“Basically, what the CDF said is that any Catholic in good conscience can receive any of the approved or authorized COVID-19 vaccines,” Eberl said. He explained the December 2020 pronouncement followed a similar decision in 2005 from an advisory council called the Pontifical Academy for Life.
“To my knowledge,” Eberl continued, “no church leader who’s in communion with the Vatican has definitively said that a Catholic cannot receive these vaccines.”
Similarly, the Orthodox Church said, “There is no exemption in the Orthodox Church for Her faithful from any vaccination for religious reasons, including the coronavirus vaccine.”
Mainstream, anti-abortion, conservative Protestant organizations such as the Christian Medical & Dental Associations (CMDA) have said the vaccines are ethically sound.
There are various views on abortion among Jewish people. Generally, followers of Judaism hold life as sacred, but some do not consider a fetus alive until birth has begun. However, even conservative movements such as the ultra-Orthodox Chabad movement say it is fine to take the COVID-19 vaccine.
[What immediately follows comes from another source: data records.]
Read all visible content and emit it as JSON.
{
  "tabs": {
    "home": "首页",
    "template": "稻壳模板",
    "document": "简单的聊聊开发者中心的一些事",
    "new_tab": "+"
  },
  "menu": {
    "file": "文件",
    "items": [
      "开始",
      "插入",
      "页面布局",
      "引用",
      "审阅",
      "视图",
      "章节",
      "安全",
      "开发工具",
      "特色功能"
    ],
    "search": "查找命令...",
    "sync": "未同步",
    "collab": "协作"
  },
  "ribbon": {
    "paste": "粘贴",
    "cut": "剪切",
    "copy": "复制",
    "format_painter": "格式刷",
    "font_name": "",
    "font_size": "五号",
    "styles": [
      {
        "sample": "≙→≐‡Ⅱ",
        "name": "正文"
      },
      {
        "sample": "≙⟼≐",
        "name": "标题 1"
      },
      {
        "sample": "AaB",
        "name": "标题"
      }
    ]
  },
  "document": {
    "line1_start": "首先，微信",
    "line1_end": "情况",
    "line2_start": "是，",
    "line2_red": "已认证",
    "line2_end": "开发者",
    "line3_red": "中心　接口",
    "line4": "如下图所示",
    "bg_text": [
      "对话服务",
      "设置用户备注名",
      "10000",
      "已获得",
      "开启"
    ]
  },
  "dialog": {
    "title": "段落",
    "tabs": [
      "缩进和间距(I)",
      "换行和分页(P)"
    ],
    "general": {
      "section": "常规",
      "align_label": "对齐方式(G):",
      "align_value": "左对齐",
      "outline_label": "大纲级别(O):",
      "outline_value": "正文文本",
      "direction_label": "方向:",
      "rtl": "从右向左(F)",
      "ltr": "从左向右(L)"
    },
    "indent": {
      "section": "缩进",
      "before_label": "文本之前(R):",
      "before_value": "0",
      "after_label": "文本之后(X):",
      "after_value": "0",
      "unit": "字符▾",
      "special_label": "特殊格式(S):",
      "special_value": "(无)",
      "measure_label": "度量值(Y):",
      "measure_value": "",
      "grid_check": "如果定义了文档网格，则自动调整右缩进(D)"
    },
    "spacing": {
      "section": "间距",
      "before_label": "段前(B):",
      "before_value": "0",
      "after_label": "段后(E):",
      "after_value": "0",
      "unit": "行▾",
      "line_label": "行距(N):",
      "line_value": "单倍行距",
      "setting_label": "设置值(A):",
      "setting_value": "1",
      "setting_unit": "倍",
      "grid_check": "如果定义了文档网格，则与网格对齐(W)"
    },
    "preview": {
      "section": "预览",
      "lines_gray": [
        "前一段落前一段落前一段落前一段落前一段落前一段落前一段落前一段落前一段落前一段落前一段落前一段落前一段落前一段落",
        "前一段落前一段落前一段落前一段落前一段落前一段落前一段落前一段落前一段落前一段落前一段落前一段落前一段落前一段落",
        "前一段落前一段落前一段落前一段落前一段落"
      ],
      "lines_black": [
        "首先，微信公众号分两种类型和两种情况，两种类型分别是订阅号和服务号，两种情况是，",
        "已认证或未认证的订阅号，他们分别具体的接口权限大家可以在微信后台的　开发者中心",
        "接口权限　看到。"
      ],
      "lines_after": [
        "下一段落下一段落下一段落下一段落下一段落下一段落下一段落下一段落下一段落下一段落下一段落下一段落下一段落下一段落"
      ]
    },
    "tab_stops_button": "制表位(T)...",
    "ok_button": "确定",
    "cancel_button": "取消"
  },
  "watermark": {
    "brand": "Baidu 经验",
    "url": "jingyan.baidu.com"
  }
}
Hatewatch’s review of the cache found the LC stored a trove of misinformation and mistruths regarding COVID-19 vaccines, many of which news media and health experts fought to dispel as misinformation.
The LC files contain debunked papers about mRNA COVID-19 vaccines that osteopathic physician Joseph Mercola authored. The New York Times called Mercola the “most influential spreader of coronavirus misinformation online” in a 2021 article.
One LC-hosted Mercola publication titled “Might COVID Injections Reduce Lifespan?” claims evidence suggests the COVID vaccine shortened lifespans by years. Social media users posted similar misinformation “thousands” of times, according to Reuters. This claim is false.
Another Mercola paper claims COVID-19 vaccines cause miscarriages. The paper said, “Getting the COVID shot during the first 20 weeks of pregnancy is extremely risky – the risk of miscarriage is anywhere between 82% and 91%.”
The paper uses a faulty analysis of the Centers for Disease Control and Prevention’s (CDC) Vaccine Adverse Effects Reporting System (VAERS) database, where people can report side effects they experience after vaccination.
Studies disprove these claims. One study showed the risk of miscarriage following a COVID-19 vaccination during the first 20 weeks of pregnancy was roughly 18%, well within the expected risk range.
Similar misinformation appears in religious exemption requests. The Jewish request document contains similarly misleading claims about the VAERS database.
VAERS does not prove causation for side effects. According to MU Health Care, part of the University of Missouri, “If a 90-year-old nursing home resident got the vaccine and then died days, weeks or even months later of another ailment, the resident’s death would be reported to VAERS.”
Further, all VAERS reports are unverified.
Editor’s note: Megan Squire contributed to this reporting.